I think this's the last thing comcast want to do since alot of people who don't even know what a GB is will just switch to the lower plan with 5 or 10GB monthly. Comcast will lose $$ this way..

So instead, they charge everyone $50~$60 ( unless you wait for a good deal; as good as $24 for a year), then they start whining. But where do you draw the line though? this year the monthly cap is 150GB for example, with more people singing up for thier service ( and thier infrastructure remains the same), and more bandwith consumed; they will lower the that cap...etc


RE: Im all for it
By rs1 on 8/21/2008 1:47:44 PM , Rating: 3
Um, no. How about, if I pay for what my ISP advertises as a 10 Mbps connection with "unlimited access", then I get to use up to the full 10 Mbps as much as I want, as often as I want, regardless of what I am using it for. That's what I'm paying for, after all.
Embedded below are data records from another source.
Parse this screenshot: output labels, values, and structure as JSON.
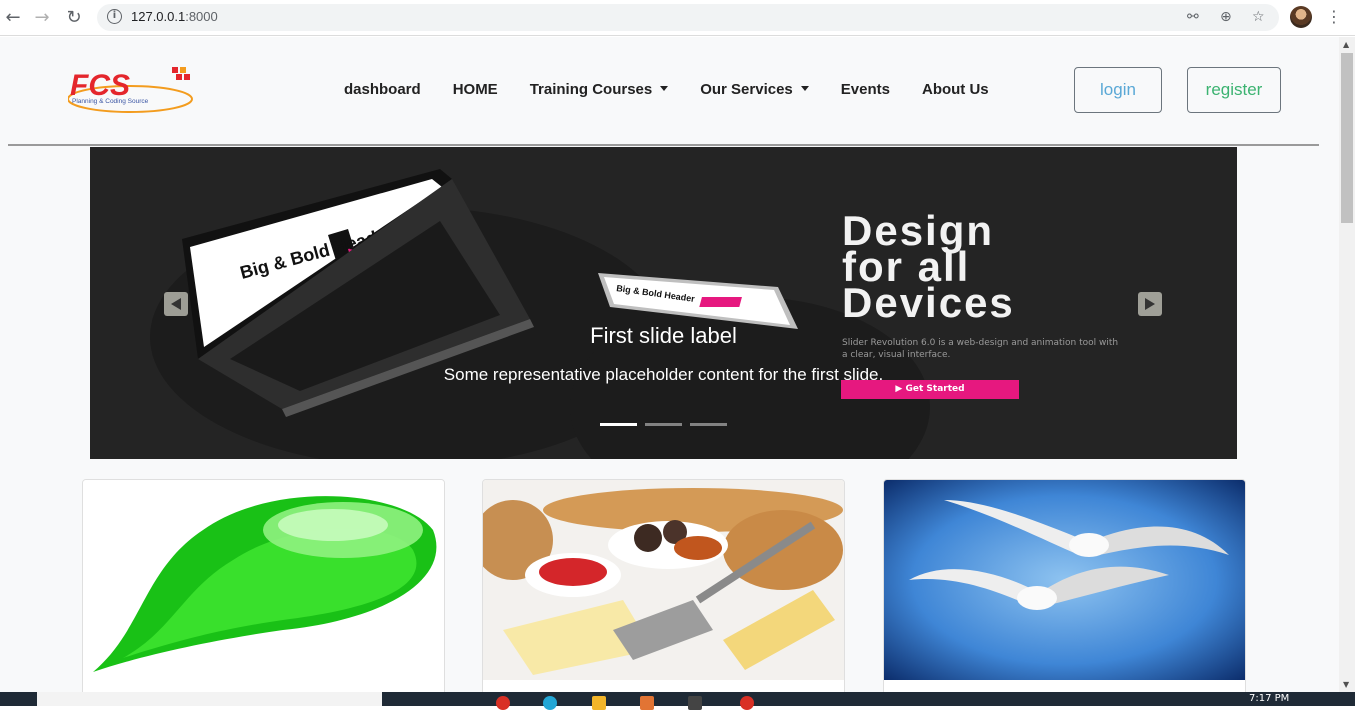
{
  "browser": {
    "url_host": "127.0.0.1",
    "url_port": ":8000",
    "icons": [
      "back-icon",
      "forward-icon",
      "reload-icon",
      "info-icon",
      "key-icon",
      "zoom-icon",
      "star-icon",
      "avatar",
      "menu-icon"
    ]
  },
  "navbar": {
    "brand": "FCS",
    "brand_tagline": "Planning & Coding Source",
    "links": [
      {
        "label": "dashboard",
        "dropdown": false
      },
      {
        "label": "HOME",
        "dropdown": false
      },
      {
        "label": "Training Courses",
        "dropdown": true
      },
      {
        "label": "Our Services",
        "dropdown": true
      },
      {
        "label": "Events",
        "dropdown": false
      },
      {
        "label": "About Us",
        "dropdown": false
      }
    ],
    "login_label": "login",
    "register_label": "register"
  },
  "carousel": {
    "slide_image": {
      "laptop_text": "Big & Bold Header",
      "headline_line1": "Design",
      "headline_line2": "for all",
      "headline_line3": "Devices",
      "subtext": "Slider Revolution 6.0 is a web-design and animation tool with a clear, visual interface.",
      "cta": "Get Started"
    },
    "caption_title": "First slide label",
    "caption_text": "Some representative placeholder content for the first slide.",
    "slide_count": 3,
    "active_slide": 1
  },
  "cards": [
    {
      "image": "green-droplet"
    },
    {
      "image": "cheese-crackers"
    },
    {
      "image": "seagulls-flying"
    }
  ],
  "taskbar": {
    "clock": "7:17 PM"
  },
  "colors": {
    "login": "#5aa8d6",
    "register": "#3cb371",
    "cta": "#e6187f",
    "carousel_bg": "#242424"
  }
}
And if my ISP doesn't have sufficient network resources to actually support all of their users fully utilizing their connections 100% of the time, then that is their problem, and they should either be working to add capacity until they can properly support their users, or they should stop misrepresenting their capacity by offering 10 Mbps links to users when they really only have 512 kbps per user to go around.

Everyone's connection shouldn't suffer because an ISP exaggerated their capacity in order to get more subscribers by promising a higher per-user bandwidth than what they can really deliver. Punishing users isn't the answer, ISP's need to be held accountable for delivering the bandwidth that they promise to each user, regardless of what other users happen to be doing . And if they can't, then you punish the ISP until they get their act together.
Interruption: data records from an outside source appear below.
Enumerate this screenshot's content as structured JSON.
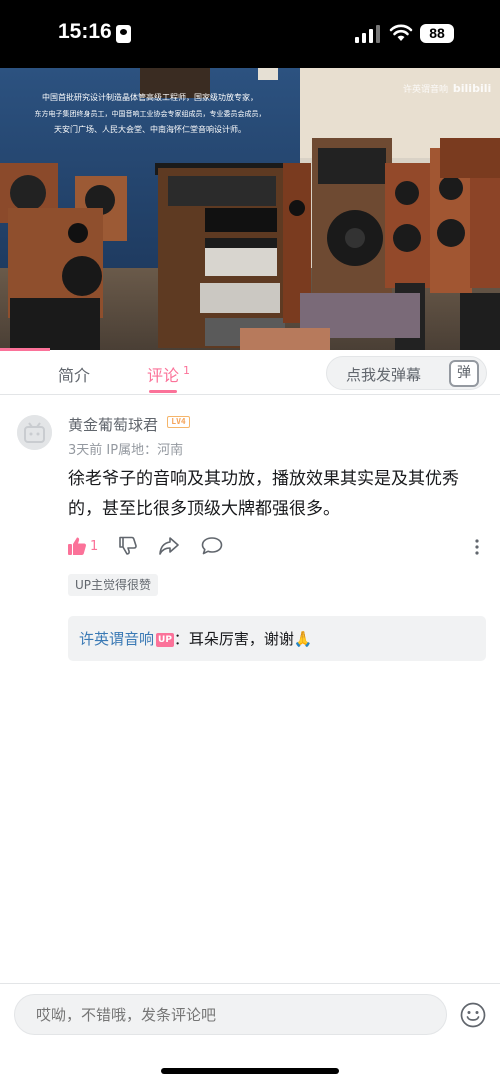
{
  "status_bar": {
    "time": "15:16",
    "battery": "88"
  },
  "video": {
    "overlay_lines": [
      "中国首批研究设计制造晶体管高级工程师，国家级功放专家，",
      "东方电子集团终身员工，中国音响工业协会专家组成员，专业委员会成员，",
      "天安门广场、人民大会堂、中南海怀仁堂音响设计师。"
    ],
    "watermark_channel": "许英谓音响",
    "watermark_brand": "bilibili",
    "progress_fraction": 0.1
  },
  "tabs": {
    "intro": "简介",
    "comments": "评论",
    "comments_count": "1",
    "danmaku_placeholder": "点我发弹幕",
    "danmaku_icon_label": "弹"
  },
  "comment": {
    "username": "黄金葡萄球君",
    "level": "LV4",
    "meta": "3天前  IP属地：河南",
    "text": "徐老爷子的音响及其功放，播放效果其实是及其优秀的，甚至比很多顶级大牌都强很多。",
    "like_count": "1",
    "up_liked": "UP主觉得很赞",
    "reply": {
      "author": "许英谓音响",
      "badge": "UP",
      "text": "：耳朵厉害，谢谢🙏"
    }
  },
  "bottom": {
    "input_placeholder": "哎呦，不错哦，发条评论吧"
  },
  "colors": {
    "accent": "#fb7299",
    "link": "#3b7ab5",
    "muted": "#9499a0"
  }
}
RE: Im all for it
By kmmatney on 8/21/2008 2:13:47 PM , Rating: 2
You are paying for the features shown here:

http://www.comcast.com/corporate/shop/productdetai...

there is no mention of "unlimited access" anywhere...
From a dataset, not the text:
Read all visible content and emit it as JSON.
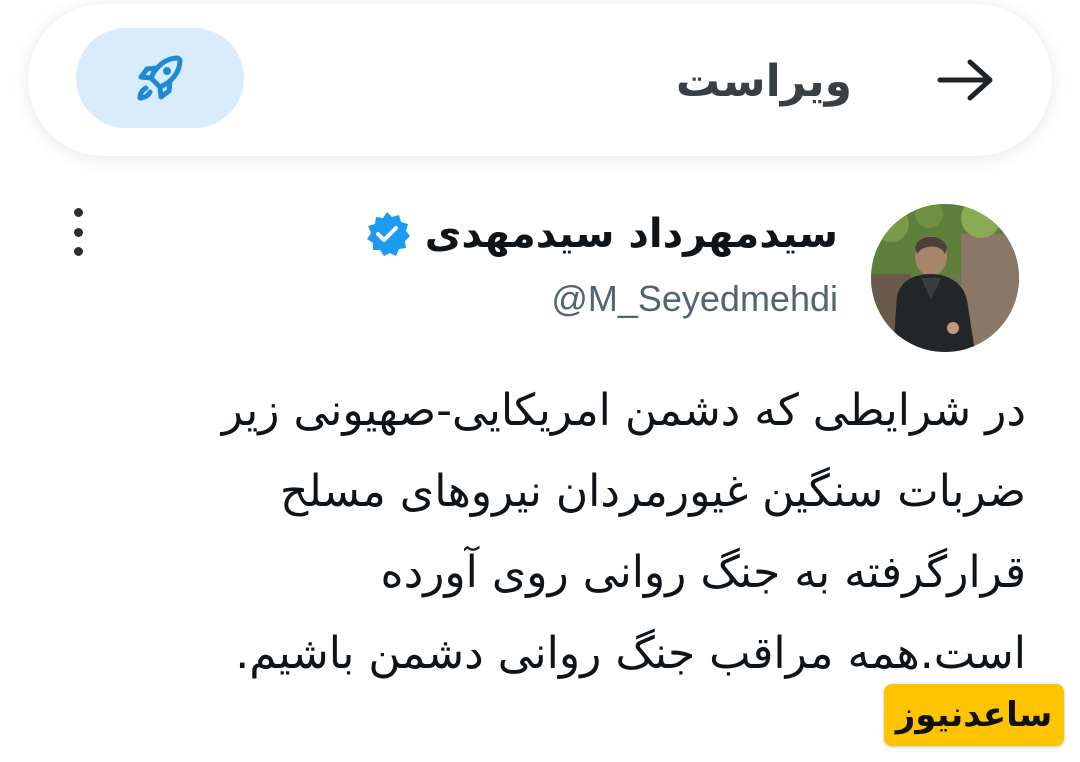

RE: Im all for it
By lifeblood on 8/21/2008 4:49:42 PM , Rating: 2
Their is also no mention of limited access. The only variable is in the actual connection speed.


RE: Im all for it
By davekozy on 8/21/2008 7:03:47 PM , Rating: 2
You have unlimited access. They only periodically limit your bandwidth. Kind of like rolling blackouts (maybe brownouts in this case) when there isn't enough power for everyone at the same time. The important line in the fine print is "Actual speeds may vary and are not guaranteed." Not so different from other misleading numbers like maximum bandwidth on wired or wireless network cards that never come close to their claimed speeds. Or my 500 GB HD that's really 465 GB after formatting.


RE: Im all for it
By rudolphna on 8/21/2008 10:55:41 PM , Rating: 1
you make absolutely no sense at ALL. You cannot say "unlimited bandwith" and "throttle if you are using it to capacity" Duh. Its not the consumer fault. You are supposed to get "unlimited bandwith" Thats what its advertsed as. That means, that you should be able to download at your max connection speed all month long, without any penalites. Its not the consumers fault that comcrap cannot keep up with network load.


RE: Im all for it
By Regs on 8/22/2008 10:19:09 AM , Rating: 2
Apparently ISP's have been screwing over enough people with unreliable connections and slow speeds, that they created enough anger to bend logic and business sense. I can agree to this at least.


"DailyTech is the best kept secret on the Internet." -- Larry Barber














botimage
Copyright 2014 DailyTech LLC. - RSS Feed | Advertise | About Us | Ethics | FAQ | Terms, Conditions & Privacy Information | Kristopher Kubicki